As for adapting the game to operating conditions, the gamble was to avoid using drop targets, which would probably lead to frequent breakdowns.
Finally renamed (license problem?), the Super Hoop pinball machine was presented in January 2022 by its official importer in France: Planète Jeux Transcard.
The small pinball craftsmen
Once we’ve listed the 3 manufacturers above, we move down a notch in terms of company size and production volume. Here are two names that have yet to make it to the forefront. This paragraph focuses on players who have gone beyond the “Homebrew” stage (prototype for private use), otherwise the list would be loooonger.
3 Heighwey Pinball ex-partners, living in Wales (UK), set up their company a few years ago. For over a year, they designed and built 10 copies of their first machine: The Mafia, officially announced in 2018. Unfortunately, 2 years later, the team hasn’t produced more than those first 10 games.
The Mafia is a pinball machine that cuts to the chase, with no ramps and a simple playfield, but rather elaborate artwork if you like the cartoonish side.
Don’t think the trio have stopped there: in 2021, they’re back designing the Rudy’s Nightmare kit. This is a sort of extension and modernization of the legendary FunHouse pinball machine, designed by Pat Lawlor. The kit is manufactured by Pedretti Pinball, an Italian company that holds the rights to spare parts and mods for Bally/Williams games.
Kit FunHouse 2.0 – Team Pinball
In an interview with Pinball News, the 3 partners Janos Kiss, Otilia Pasareti and Romain Fontaine point out that they have learned from Heighwey Pinball’s mistakes: they all have complementary jobs on the side, which allow them to take their time and succeed.Finally, Team Pinball has designed two pinball machines for Canadian manufacturer Pinball Adventures: Punny Factory and The Elements, due for release in 2023.
The Hexa Pinball team, which as its name suggests is French, is based in Bordeaux.

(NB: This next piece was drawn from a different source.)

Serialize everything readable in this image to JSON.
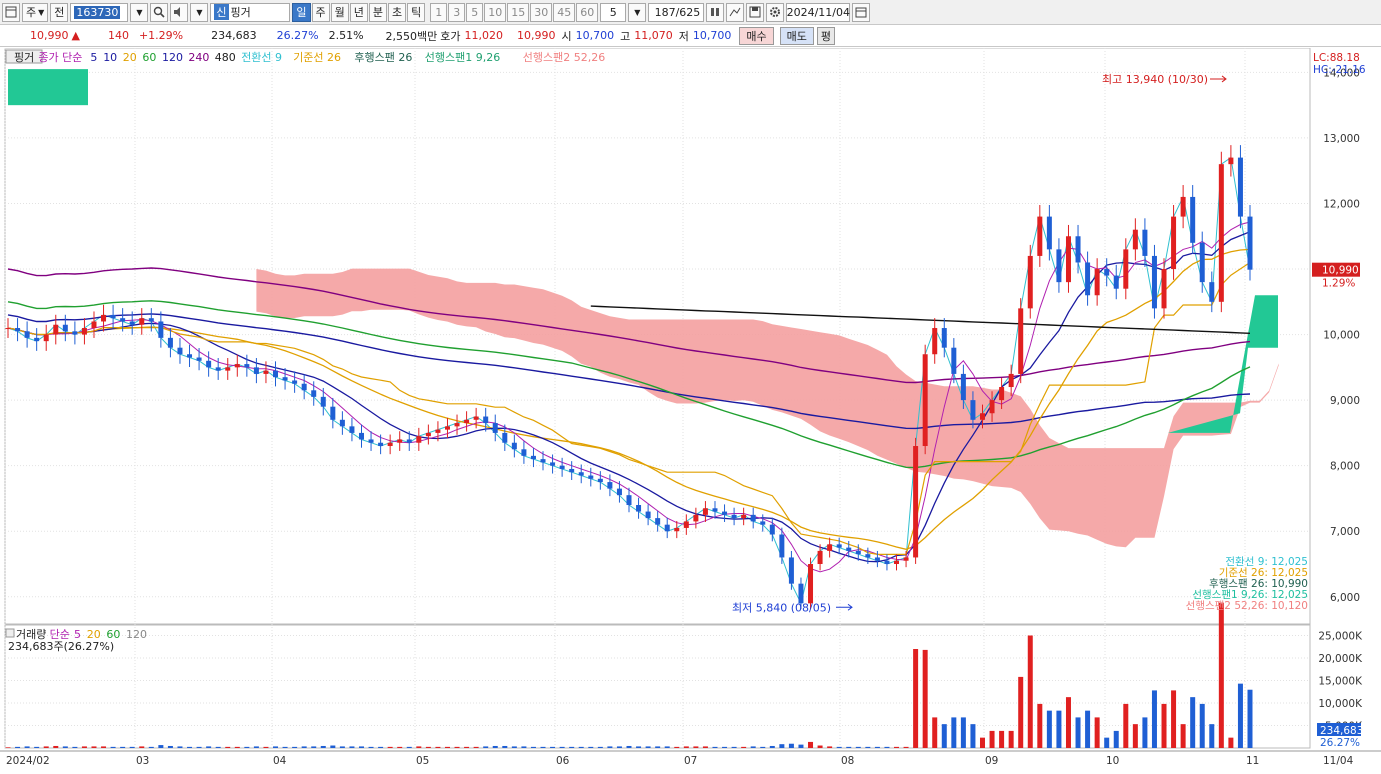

It released its first pinball machine in June 2023: Space Hunt. The aim is clear: to do things well, even if it means doing them simply. The playfield is sober overall, but tries to innovate on gameplay aspects.This first model is based on the homebrew of the same name, on which Luis Dos Santos, one of the team members, had been working for years. Romain Fontaine, already mentioned above at Team Pinball, is also part of the adventure.
Olympic Goblin, finally renamed Goblin Contest when it went on sale in 2018 for legal reasons regarding the term “Olympic”, is Phénix Pinball’s first pinball machine. While founders Christian Petit and Julien Larose had lofty ambitions at the outset, it’s difficult to know the status of the project today. It seems that the duo make ends meet with restoration work.
Goblin Contest is a pinball machine that aims to be simple in its design and game mechanics.
Do European manufacturers have a future?
Problems of supply, distribution, compatibility with American standards… One might think that European manufacturers don’t have all the odds on their side. But there’s another way of looking at the situation.
Gary Stern told us in an interview that exports accounted for 35% to 40% of the market leader’s pinball sales, with Western Europe accounting for a major part of this percentage. The euro zone therefore represents a significant pool of potential buyers.
Within the European Union, the euro/dollar exchange rate and customs duties are a thing of the past. Without cutting into their margins, our manufacturers are mechanically competitive on the price side. Or they can generate more margin for an equivalent price. All they have to do (easy for us to say!) is increase their production rate and secure the quality of their machines, in terms of both design and reliability. Customers will follow, no doubt about it.